═════ Task inputs ═════

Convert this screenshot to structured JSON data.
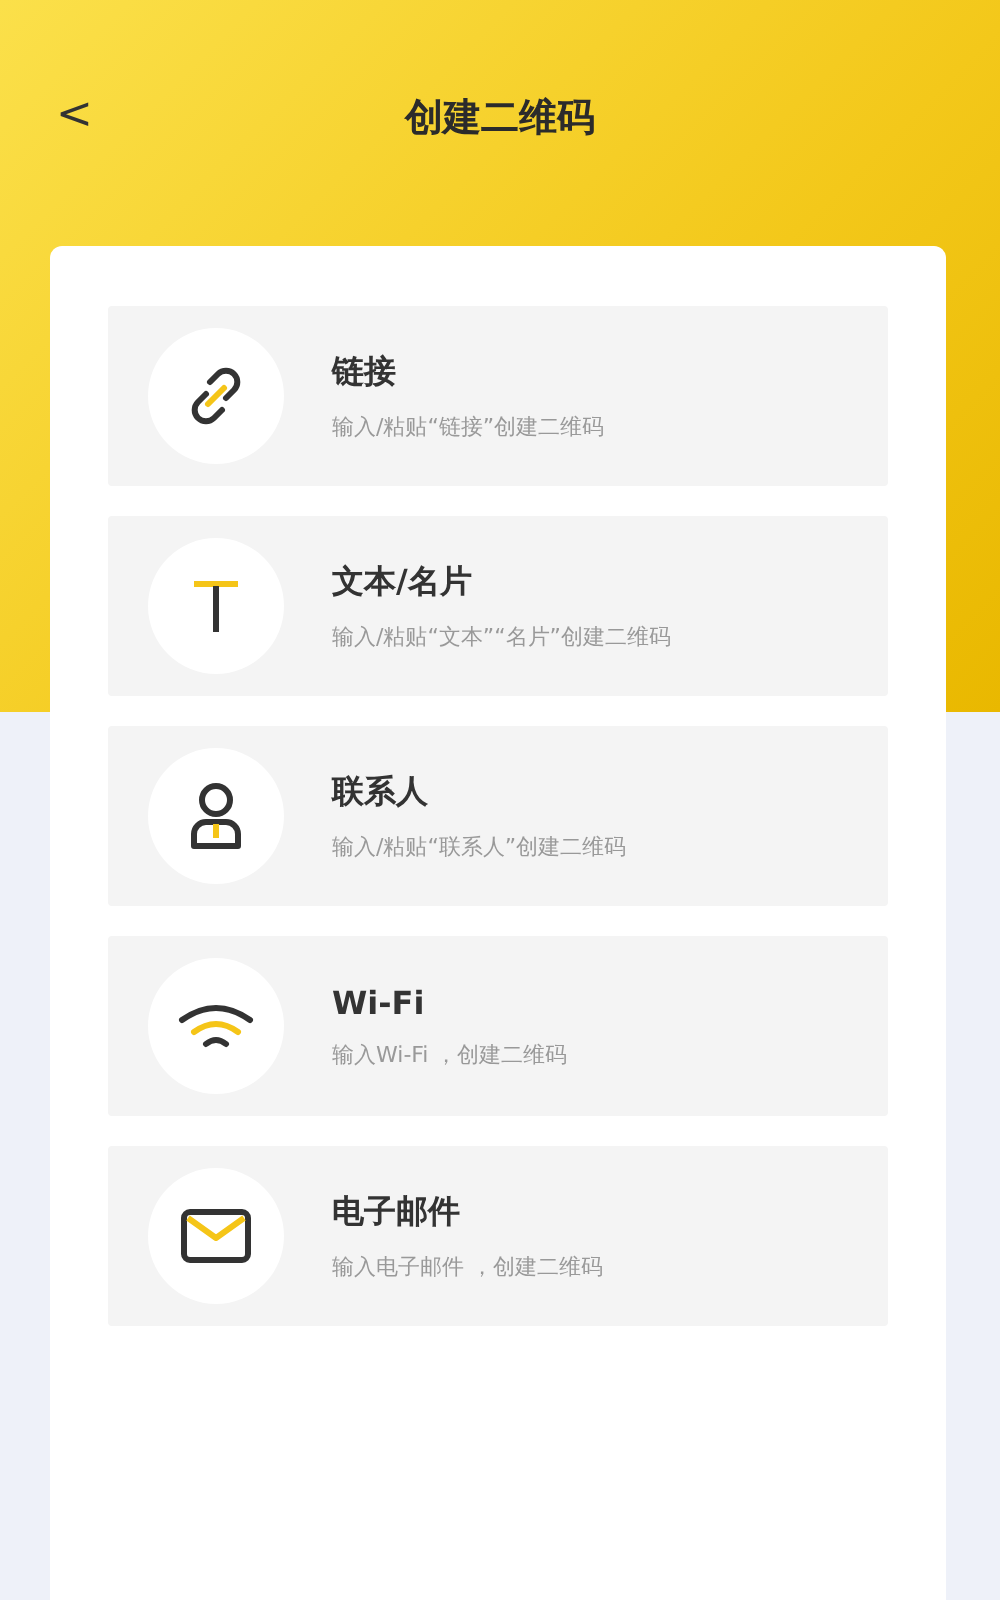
{
  "header": {
    "back": "<",
    "title": "创建二维码"
  },
  "items": [
    {
      "kind": "link",
      "title": "链接",
      "subtitle": "输入/粘贴“链接”创建二维码"
    },
    {
      "kind": "text",
      "title": "文本/名片",
      "subtitle": "输入/粘贴“文本”“名片”创建二维码"
    },
    {
      "kind": "contact",
      "title": "联系人",
      "subtitle": "输入/粘贴“联系人”创建二维码"
    },
    {
      "kind": "wifi",
      "title": "Wi-Fi",
      "subtitle": "输入Wi-Fi ，创建二维码"
    },
    {
      "kind": "email",
      "title": "电子邮件",
      "subtitle": "输入电子邮件 ，创建二维码"
    }
  ]
}
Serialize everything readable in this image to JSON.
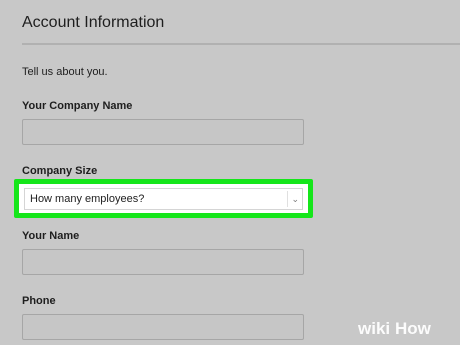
{
  "section": {
    "title": "Account Information",
    "intro": "Tell us about you."
  },
  "fields": {
    "company_name": {
      "label": "Your Company Name",
      "value": ""
    },
    "company_size": {
      "label": "Company Size",
      "value": "How many employees?"
    },
    "your_name": {
      "label": "Your Name",
      "value": ""
    },
    "phone": {
      "label": "Phone",
      "value": ""
    }
  },
  "watermark": {
    "text": "wikiHow"
  },
  "colors": {
    "highlight": "#15e61a",
    "background": "#c8c8c8",
    "input_fill": "#c6c6c6"
  }
}
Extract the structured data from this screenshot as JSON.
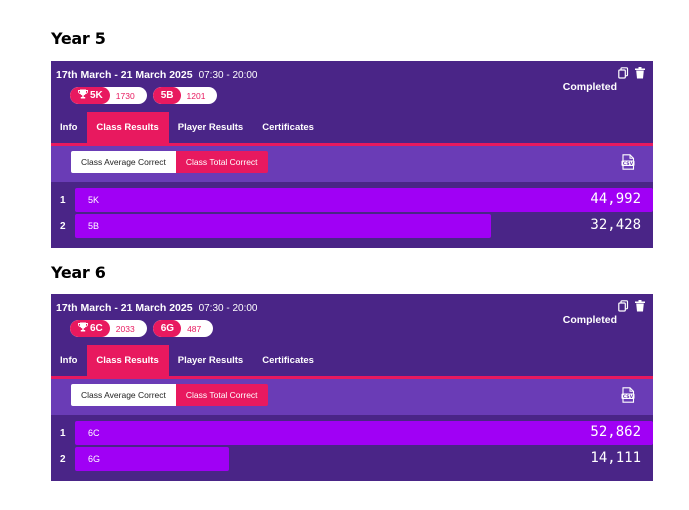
{
  "sections": [
    {
      "heading": "Year 5",
      "date": "17th March - 21 March 2025",
      "time": "07:30 - 20:00",
      "status": "Completed",
      "badges": [
        {
          "class": "5K",
          "score": "1730",
          "trophy": true
        },
        {
          "class": "5B",
          "score": "1201",
          "trophy": false
        }
      ],
      "tabs": [
        "Info",
        "Class Results",
        "Player Results",
        "Certificates"
      ],
      "active_tab": "Class Results",
      "segments": [
        "Class Average Correct",
        "Class Total Correct"
      ],
      "rows": [
        {
          "rank": "1",
          "label": "5K",
          "value": "44,992",
          "fraction": 1.0
        },
        {
          "rank": "2",
          "label": "5B",
          "value": "32,428",
          "fraction": 0.72
        }
      ]
    },
    {
      "heading": "Year 6",
      "date": "17th March - 21 March 2025",
      "time": "07:30 - 20:00",
      "status": "Completed",
      "badges": [
        {
          "class": "6C",
          "score": "2033",
          "trophy": true
        },
        {
          "class": "6G",
          "score": "487",
          "trophy": false
        }
      ],
      "tabs": [
        "Info",
        "Class Results",
        "Player Results",
        "Certificates"
      ],
      "active_tab": "Class Results",
      "segments": [
        "Class Average Correct",
        "Class Total Correct"
      ],
      "rows": [
        {
          "rank": "1",
          "label": "6C",
          "value": "52,862",
          "fraction": 1.0
        },
        {
          "rank": "2",
          "label": "6G",
          "value": "14,111",
          "fraction": 0.267
        }
      ]
    }
  ],
  "colors": {
    "panel": "#4a2587",
    "subbar": "#6a3cb6",
    "accent": "#e8195f",
    "bar": "#a000f5"
  },
  "icons": [
    "copy-icon",
    "trash-icon",
    "trophy-icon",
    "csv-file-icon"
  ]
}
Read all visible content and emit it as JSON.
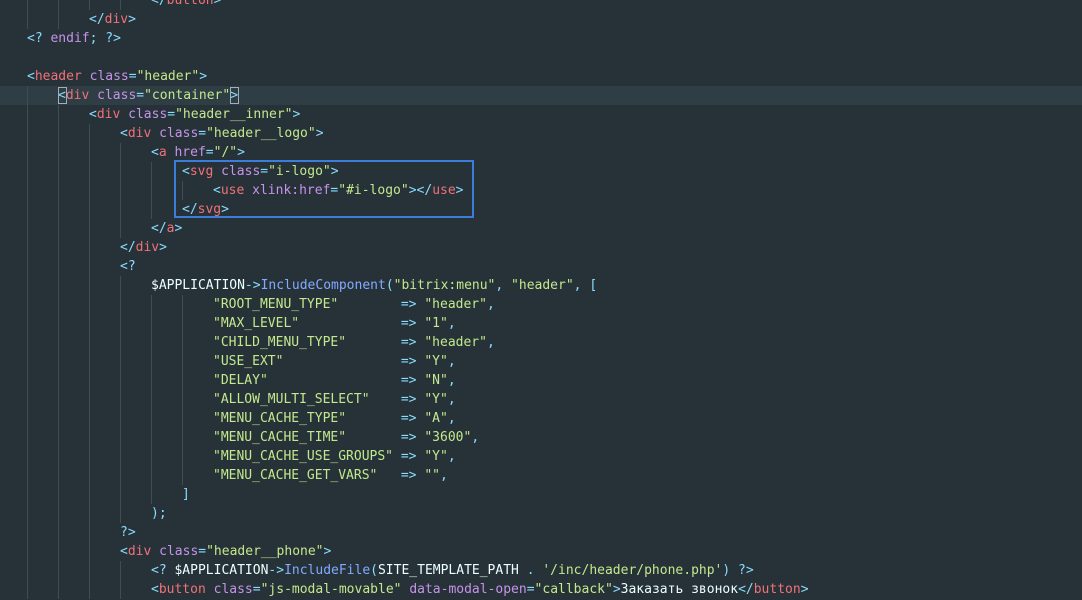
{
  "editor": {
    "lines": [
      {
        "indent": 5,
        "tokens": [
          [
            "tok-op",
            "</"
          ],
          [
            "tok-tag",
            "button"
          ],
          [
            "tok-op",
            ">"
          ]
        ]
      },
      {
        "indent": 3,
        "tokens": [
          [
            "tok-op",
            "</"
          ],
          [
            "tok-tag",
            "div"
          ],
          [
            "tok-op",
            ">"
          ]
        ]
      },
      {
        "indent": 1,
        "tokens": [
          [
            "tok-php",
            "<? "
          ],
          [
            "tok-kw",
            "endif"
          ],
          [
            "tok-punct",
            "; "
          ],
          [
            "tok-php",
            "?>"
          ]
        ]
      },
      {
        "indent": 0,
        "tokens": []
      },
      {
        "indent": 1,
        "tokens": [
          [
            "tok-op",
            "<"
          ],
          [
            "tok-tag",
            "header"
          ],
          [
            "tok-text",
            " "
          ],
          [
            "tok-attr",
            "class"
          ],
          [
            "tok-op",
            "="
          ],
          [
            "tok-str",
            "\"header\""
          ],
          [
            "tok-op",
            ">"
          ]
        ]
      },
      {
        "indent": 2,
        "current": true,
        "tokens": [
          [
            "tok-op",
            "<"
          ],
          [
            "tok-tag",
            "div"
          ],
          [
            "tok-text",
            " "
          ],
          [
            "tok-attr",
            "class"
          ],
          [
            "tok-op",
            "="
          ],
          [
            "tok-str",
            "\"container\""
          ],
          [
            "tok-op",
            ">"
          ]
        ]
      },
      {
        "indent": 3,
        "tokens": [
          [
            "tok-op",
            "<"
          ],
          [
            "tok-tag",
            "div"
          ],
          [
            "tok-text",
            " "
          ],
          [
            "tok-attr",
            "class"
          ],
          [
            "tok-op",
            "="
          ],
          [
            "tok-str",
            "\"header__inner\""
          ],
          [
            "tok-op",
            ">"
          ]
        ]
      },
      {
        "indent": 4,
        "tokens": [
          [
            "tok-op",
            "<"
          ],
          [
            "tok-tag",
            "div"
          ],
          [
            "tok-text",
            " "
          ],
          [
            "tok-attr",
            "class"
          ],
          [
            "tok-op",
            "="
          ],
          [
            "tok-str",
            "\"header__logo\""
          ],
          [
            "tok-op",
            ">"
          ]
        ]
      },
      {
        "indent": 5,
        "tokens": [
          [
            "tok-op",
            "<"
          ],
          [
            "tok-tag",
            "a"
          ],
          [
            "tok-text",
            " "
          ],
          [
            "tok-attr",
            "href"
          ],
          [
            "tok-op",
            "="
          ],
          [
            "tok-str",
            "\"/\""
          ],
          [
            "tok-op",
            ">"
          ]
        ]
      },
      {
        "indent": 6,
        "tokens": [
          [
            "tok-op",
            "<"
          ],
          [
            "tok-tag",
            "svg"
          ],
          [
            "tok-text",
            " "
          ],
          [
            "tok-attr",
            "class"
          ],
          [
            "tok-op",
            "="
          ],
          [
            "tok-str",
            "\"i-logo\""
          ],
          [
            "tok-op",
            ">"
          ]
        ]
      },
      {
        "indent": 7,
        "tokens": [
          [
            "tok-op",
            "<"
          ],
          [
            "tok-tag",
            "use"
          ],
          [
            "tok-text",
            " "
          ],
          [
            "tok-attr",
            "xlink:href"
          ],
          [
            "tok-op",
            "="
          ],
          [
            "tok-str",
            "\"#i-logo\""
          ],
          [
            "tok-op",
            "></"
          ],
          [
            "tok-tag",
            "use"
          ],
          [
            "tok-op",
            ">"
          ]
        ]
      },
      {
        "indent": 6,
        "tokens": [
          [
            "tok-op",
            "</"
          ],
          [
            "tok-tag",
            "svg"
          ],
          [
            "tok-op",
            ">"
          ]
        ]
      },
      {
        "indent": 5,
        "tokens": [
          [
            "tok-op",
            "</"
          ],
          [
            "tok-tag",
            "a"
          ],
          [
            "tok-op",
            ">"
          ]
        ]
      },
      {
        "indent": 4,
        "tokens": [
          [
            "tok-op",
            "</"
          ],
          [
            "tok-tag",
            "div"
          ],
          [
            "tok-op",
            ">"
          ]
        ]
      },
      {
        "indent": 4,
        "tokens": [
          [
            "tok-php",
            "<?"
          ]
        ]
      },
      {
        "indent": 5,
        "tokens": [
          [
            "tok-var",
            "$APPLICATION"
          ],
          [
            "tok-op",
            "->"
          ],
          [
            "tok-fn",
            "IncludeComponent"
          ],
          [
            "tok-punct",
            "("
          ],
          [
            "tok-str",
            "\"bitrix:menu\""
          ],
          [
            "tok-punct",
            ", "
          ],
          [
            "tok-str",
            "\"header\""
          ],
          [
            "tok-punct",
            ", ["
          ]
        ]
      },
      {
        "indent": 7,
        "tokens": [
          [
            "tok-str",
            "\"ROOT_MENU_TYPE\""
          ],
          [
            "tok-text",
            "        "
          ],
          [
            "tok-op",
            "=>"
          ],
          [
            "tok-text",
            " "
          ],
          [
            "tok-str",
            "\"header\""
          ],
          [
            "tok-punct",
            ","
          ]
        ]
      },
      {
        "indent": 7,
        "tokens": [
          [
            "tok-str",
            "\"MAX_LEVEL\""
          ],
          [
            "tok-text",
            "             "
          ],
          [
            "tok-op",
            "=>"
          ],
          [
            "tok-text",
            " "
          ],
          [
            "tok-str",
            "\"1\""
          ],
          [
            "tok-punct",
            ","
          ]
        ]
      },
      {
        "indent": 7,
        "tokens": [
          [
            "tok-str",
            "\"CHILD_MENU_TYPE\""
          ],
          [
            "tok-text",
            "       "
          ],
          [
            "tok-op",
            "=>"
          ],
          [
            "tok-text",
            " "
          ],
          [
            "tok-str",
            "\"header\""
          ],
          [
            "tok-punct",
            ","
          ]
        ]
      },
      {
        "indent": 7,
        "tokens": [
          [
            "tok-str",
            "\"USE_EXT\""
          ],
          [
            "tok-text",
            "               "
          ],
          [
            "tok-op",
            "=>"
          ],
          [
            "tok-text",
            " "
          ],
          [
            "tok-str",
            "\"Y\""
          ],
          [
            "tok-punct",
            ","
          ]
        ]
      },
      {
        "indent": 7,
        "tokens": [
          [
            "tok-str",
            "\"DELAY\""
          ],
          [
            "tok-text",
            "                 "
          ],
          [
            "tok-op",
            "=>"
          ],
          [
            "tok-text",
            " "
          ],
          [
            "tok-str",
            "\"N\""
          ],
          [
            "tok-punct",
            ","
          ]
        ]
      },
      {
        "indent": 7,
        "tokens": [
          [
            "tok-str",
            "\"ALLOW_MULTI_SELECT\""
          ],
          [
            "tok-text",
            "    "
          ],
          [
            "tok-op",
            "=>"
          ],
          [
            "tok-text",
            " "
          ],
          [
            "tok-str",
            "\"Y\""
          ],
          [
            "tok-punct",
            ","
          ]
        ]
      },
      {
        "indent": 7,
        "tokens": [
          [
            "tok-str",
            "\"MENU_CACHE_TYPE\""
          ],
          [
            "tok-text",
            "       "
          ],
          [
            "tok-op",
            "=>"
          ],
          [
            "tok-text",
            " "
          ],
          [
            "tok-str",
            "\"A\""
          ],
          [
            "tok-punct",
            ","
          ]
        ]
      },
      {
        "indent": 7,
        "tokens": [
          [
            "tok-str",
            "\"MENU_CACHE_TIME\""
          ],
          [
            "tok-text",
            "       "
          ],
          [
            "tok-op",
            "=>"
          ],
          [
            "tok-text",
            " "
          ],
          [
            "tok-str",
            "\"3600\""
          ],
          [
            "tok-punct",
            ","
          ]
        ]
      },
      {
        "indent": 7,
        "tokens": [
          [
            "tok-str",
            "\"MENU_CACHE_USE_GROUPS\""
          ],
          [
            "tok-text",
            " "
          ],
          [
            "tok-op",
            "=>"
          ],
          [
            "tok-text",
            " "
          ],
          [
            "tok-str",
            "\"Y\""
          ],
          [
            "tok-punct",
            ","
          ]
        ]
      },
      {
        "indent": 7,
        "tokens": [
          [
            "tok-str",
            "\"MENU_CACHE_GET_VARS\""
          ],
          [
            "tok-text",
            "   "
          ],
          [
            "tok-op",
            "=>"
          ],
          [
            "tok-text",
            " "
          ],
          [
            "tok-str",
            "\"\""
          ],
          [
            "tok-punct",
            ","
          ]
        ]
      },
      {
        "indent": 6,
        "tokens": [
          [
            "tok-punct",
            "]"
          ]
        ]
      },
      {
        "indent": 5,
        "tokens": [
          [
            "tok-punct",
            ");"
          ]
        ]
      },
      {
        "indent": 4,
        "tokens": [
          [
            "tok-php",
            "?>"
          ]
        ]
      },
      {
        "indent": 4,
        "tokens": [
          [
            "tok-op",
            "<"
          ],
          [
            "tok-tag",
            "div"
          ],
          [
            "tok-text",
            " "
          ],
          [
            "tok-attr",
            "class"
          ],
          [
            "tok-op",
            "="
          ],
          [
            "tok-str",
            "\"header__phone\""
          ],
          [
            "tok-op",
            ">"
          ]
        ]
      },
      {
        "indent": 5,
        "tokens": [
          [
            "tok-php",
            "<? "
          ],
          [
            "tok-var",
            "$APPLICATION"
          ],
          [
            "tok-op",
            "->"
          ],
          [
            "tok-fn",
            "IncludeFile"
          ],
          [
            "tok-punct",
            "("
          ],
          [
            "tok-const",
            "SITE_TEMPLATE_PATH"
          ],
          [
            "tok-text",
            " "
          ],
          [
            "tok-op",
            "."
          ],
          [
            "tok-text",
            " "
          ],
          [
            "tok-str",
            "'/inc/header/phone.php'"
          ],
          [
            "tok-punct",
            ")"
          ],
          [
            "tok-text",
            " "
          ],
          [
            "tok-php",
            "?>"
          ]
        ]
      },
      {
        "indent": 5,
        "tokens": [
          [
            "tok-op",
            "<"
          ],
          [
            "tok-tag",
            "button"
          ],
          [
            "tok-text",
            " "
          ],
          [
            "tok-attr",
            "class"
          ],
          [
            "tok-op",
            "="
          ],
          [
            "tok-str",
            "\"js-modal-movable\""
          ],
          [
            "tok-text",
            " "
          ],
          [
            "tok-attr",
            "data-modal-open"
          ],
          [
            "tok-op",
            "="
          ],
          [
            "tok-str",
            "\"callback\""
          ],
          [
            "tok-op",
            ">"
          ],
          [
            "tok-text",
            "Заказать звонок"
          ],
          [
            "tok-op",
            "</"
          ],
          [
            "tok-tag",
            "button"
          ],
          [
            "tok-op",
            ">"
          ]
        ]
      }
    ]
  }
}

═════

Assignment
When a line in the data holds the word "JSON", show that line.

Result of this exercise
Convert this screenshot to structured JSON data.
Serialize everything readable in this image to JSON.
Extract the structured data from this screenshot as JSON.
Read all visible content and emit it as JSON.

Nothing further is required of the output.